“The thing you have to remember about Alcibiades—Alkibiades? oof, that can’t be right—the thing about Alcibiades was, dude was horny. He was cockthirsty.”

“Whomst among us—”

“No, I mean, seriously. Dude wanted the D. And your boy Socrates—Sokrates?—Socrates, he wouldn’t give it to him. He was a tease.”

“The philosopher?”

“Yeah, shut up, of course, that guy. Socrates—”

“The weird bald dude with the potato nose?”

Yes, are you even paying attention? Hemlock, soldier, ran for miles without breaking a sweat, corrupted the youth, jackass at parties, cocktease—”

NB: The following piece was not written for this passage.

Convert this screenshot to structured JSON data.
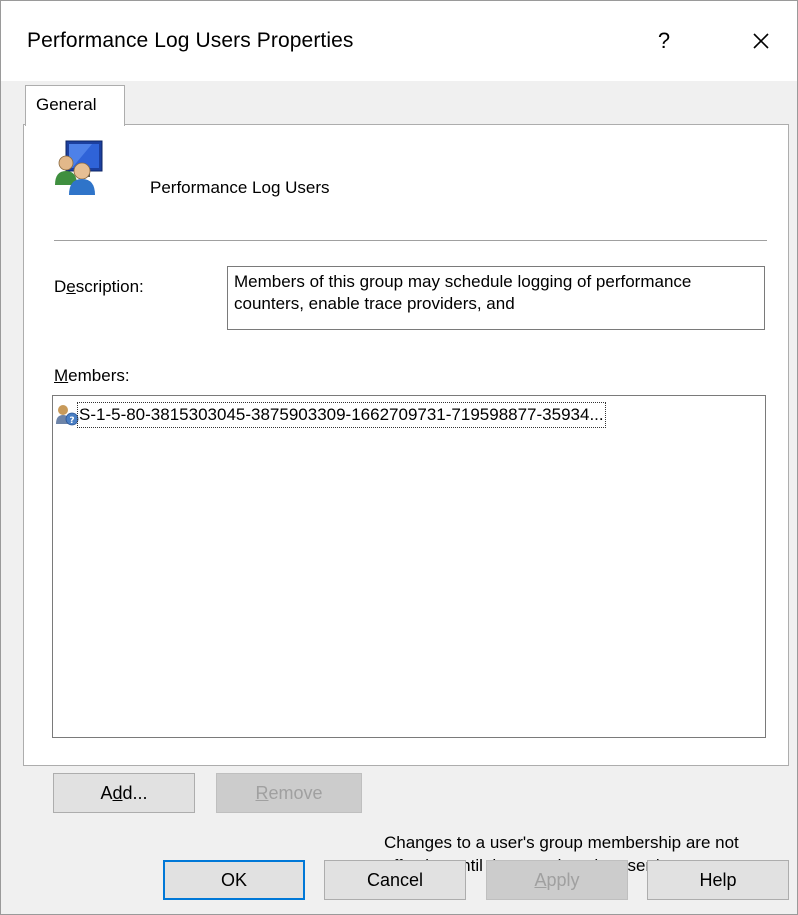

Her barmate puts her hand on Cedar’s, and she loses complete track of what she was saying. She hopes to god it’s charming, but she’s too sweaty to say for sure and too drunk to really care.


Cedar-Magnolia-PorterThe men had outraged them, so they rose up against them and cast them out, beyond the city walls, beyonds the fields, into the forests and the wild spaces and the mountains. Some went with them, who can say, what does it matter.

In their wake life went on much as before. Bread was baked, books were sold, cigarettes were smoked over small dark cups of potent coffee. Your hands might shake, your joints might ache: coffee like that.

Cedar comes to their city in a quiet October chasing a long dry summer. The fields beneath the city walls are dry as gold, yearning for some careless spark: she dares not smoke.

Children, children they worked out amongst themselves. It wasn’t as difficult as they’d thought. Life went on. She learns this in some crowded basement bar, squeezed between two cheerful drunks, a radio blaring politics.

It’s been a bad year for her, all roads and no rest, her stories stale, her breath bad. She drinks, laughs into her collar, pleased to listen, to take it all in. The beer is good, the room is loud and dark, she has nowhere to be. Outside they rush through the city streets, clash bronze axes on bronze shields, a time of politics and prairie fires.